Now, it’s possible that the system doing the compiling isn’t using Windows-1252 as its default code page. For example, you might author the files in Windows-1252 because your main office is in Redmond, Washington, but you then send the file to your Japanese office, and their code page is 932. The byte sequence
92h 73h means “apostrophe, small Latin letter s” in the Windows-1252 code page, but in code page 932, that byte sequence represents the character 痴. When the Japanese office compiles your resource script, they get What痴 up?. This is already embarrassing enough, but it’s compounded by the fact that the character 痴 means gonorrhea.
To avoid this problem, the Resource Compiler lets you declare the code page in which the subsequent lines should be interpreted. This removes any dependency on the execution environment of the compiler.
#pragma code_page(1252) STRINGTABLE BEGIN IDS_MYSTRING L"What’s up?" END
Some years later, UTF-8 was introduced. This created an interesting problem, because you might load a file as Windows-1252, but then when you save it, your text editor “helpfully” converts it to UTF-8. This change often goes undetected because file comparison tools will frequently “helpfully” normalize the two files into a common encoding before comparing them, thereby hiding the encoding change.
And then you get a bug that says “Garbage characters in message. Message is supposed to say

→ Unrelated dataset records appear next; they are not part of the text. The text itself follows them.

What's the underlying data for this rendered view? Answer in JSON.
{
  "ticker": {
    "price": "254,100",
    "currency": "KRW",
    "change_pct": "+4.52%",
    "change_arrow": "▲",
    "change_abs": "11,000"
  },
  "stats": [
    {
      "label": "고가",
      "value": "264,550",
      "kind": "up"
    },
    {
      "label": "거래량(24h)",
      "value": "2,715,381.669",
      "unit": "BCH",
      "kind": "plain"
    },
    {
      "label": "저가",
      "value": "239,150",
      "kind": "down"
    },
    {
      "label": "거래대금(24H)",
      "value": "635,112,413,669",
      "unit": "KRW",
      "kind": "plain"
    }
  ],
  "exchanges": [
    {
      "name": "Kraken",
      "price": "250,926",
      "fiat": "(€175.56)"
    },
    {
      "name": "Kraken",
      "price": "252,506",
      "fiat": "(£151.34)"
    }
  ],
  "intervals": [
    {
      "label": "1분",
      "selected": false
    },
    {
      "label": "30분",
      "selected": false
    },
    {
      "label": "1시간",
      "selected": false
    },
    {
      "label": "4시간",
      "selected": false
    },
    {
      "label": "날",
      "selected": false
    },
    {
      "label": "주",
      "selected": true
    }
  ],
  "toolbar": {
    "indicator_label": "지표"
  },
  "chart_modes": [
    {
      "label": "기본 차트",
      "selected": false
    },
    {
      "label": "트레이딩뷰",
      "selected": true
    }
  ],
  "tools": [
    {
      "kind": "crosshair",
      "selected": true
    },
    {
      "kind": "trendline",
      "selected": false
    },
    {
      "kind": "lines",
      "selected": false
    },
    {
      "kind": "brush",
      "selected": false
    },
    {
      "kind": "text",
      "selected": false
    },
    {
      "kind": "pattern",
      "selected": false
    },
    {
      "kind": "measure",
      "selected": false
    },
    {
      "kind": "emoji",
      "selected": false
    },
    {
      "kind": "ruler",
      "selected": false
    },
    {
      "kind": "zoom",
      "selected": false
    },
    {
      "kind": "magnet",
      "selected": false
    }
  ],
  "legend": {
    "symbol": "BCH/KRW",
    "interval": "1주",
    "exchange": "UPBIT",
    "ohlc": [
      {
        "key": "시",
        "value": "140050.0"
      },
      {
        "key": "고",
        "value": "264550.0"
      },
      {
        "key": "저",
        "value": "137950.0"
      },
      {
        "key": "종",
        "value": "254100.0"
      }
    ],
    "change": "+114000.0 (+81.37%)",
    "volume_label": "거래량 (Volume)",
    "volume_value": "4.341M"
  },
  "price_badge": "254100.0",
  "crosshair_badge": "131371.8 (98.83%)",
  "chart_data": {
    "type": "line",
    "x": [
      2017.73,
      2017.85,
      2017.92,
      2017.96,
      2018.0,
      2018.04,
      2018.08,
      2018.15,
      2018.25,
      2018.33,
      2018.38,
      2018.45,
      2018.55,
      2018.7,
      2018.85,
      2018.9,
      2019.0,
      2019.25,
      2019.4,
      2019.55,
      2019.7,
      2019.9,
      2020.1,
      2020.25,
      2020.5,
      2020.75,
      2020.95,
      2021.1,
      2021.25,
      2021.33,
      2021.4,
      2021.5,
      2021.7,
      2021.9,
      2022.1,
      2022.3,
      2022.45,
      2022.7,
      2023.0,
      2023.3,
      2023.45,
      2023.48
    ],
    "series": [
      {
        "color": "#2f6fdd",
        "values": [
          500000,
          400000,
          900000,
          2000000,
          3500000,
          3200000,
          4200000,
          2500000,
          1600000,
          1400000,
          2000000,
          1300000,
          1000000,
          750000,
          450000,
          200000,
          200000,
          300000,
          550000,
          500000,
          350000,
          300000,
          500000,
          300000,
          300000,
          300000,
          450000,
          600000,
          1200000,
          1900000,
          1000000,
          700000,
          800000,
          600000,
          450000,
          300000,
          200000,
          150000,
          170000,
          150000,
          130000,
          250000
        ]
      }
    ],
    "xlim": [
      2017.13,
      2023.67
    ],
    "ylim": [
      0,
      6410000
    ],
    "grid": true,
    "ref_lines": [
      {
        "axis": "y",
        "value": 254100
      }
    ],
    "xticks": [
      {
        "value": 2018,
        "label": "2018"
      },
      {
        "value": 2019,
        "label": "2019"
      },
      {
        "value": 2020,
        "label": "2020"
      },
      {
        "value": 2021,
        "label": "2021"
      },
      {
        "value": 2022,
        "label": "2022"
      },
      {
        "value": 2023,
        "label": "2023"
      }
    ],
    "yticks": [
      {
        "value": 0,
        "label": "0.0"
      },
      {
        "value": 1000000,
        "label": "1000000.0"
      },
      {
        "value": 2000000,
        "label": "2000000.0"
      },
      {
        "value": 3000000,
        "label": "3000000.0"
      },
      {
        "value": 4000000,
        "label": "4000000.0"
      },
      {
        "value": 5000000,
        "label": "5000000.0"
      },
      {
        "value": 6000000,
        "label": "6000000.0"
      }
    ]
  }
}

What’s up?, but instead it says
What happened is that the byte
92h in Windows-1252 was re-encoded into UTF-8 as the bytes
E2h 80h 99h. Those bytes then were interpreted by the compiler as Windows-1252, resulting in â€™. The presence of a UTF-8 BOM at the start of the file was a subtle hint that the file was really UTF-8 encoded, but computers aren’t very good at subtlety. They just follow the rules they were given, and that rule is “Interpret the bytes in the system ANSI code page unless given explicit instructions to the contrary.”
The fix is to give explicit instructions to the contrary. Put this at the top of the file:
#pragma code_page(65001) // UTF-8
Now save the file in UTF-8.
Now you’re all set. Text editors nowadays will happily “help” you out by silently converting to UTF-8, but I don’t know of any that silently convert to Windows-1252.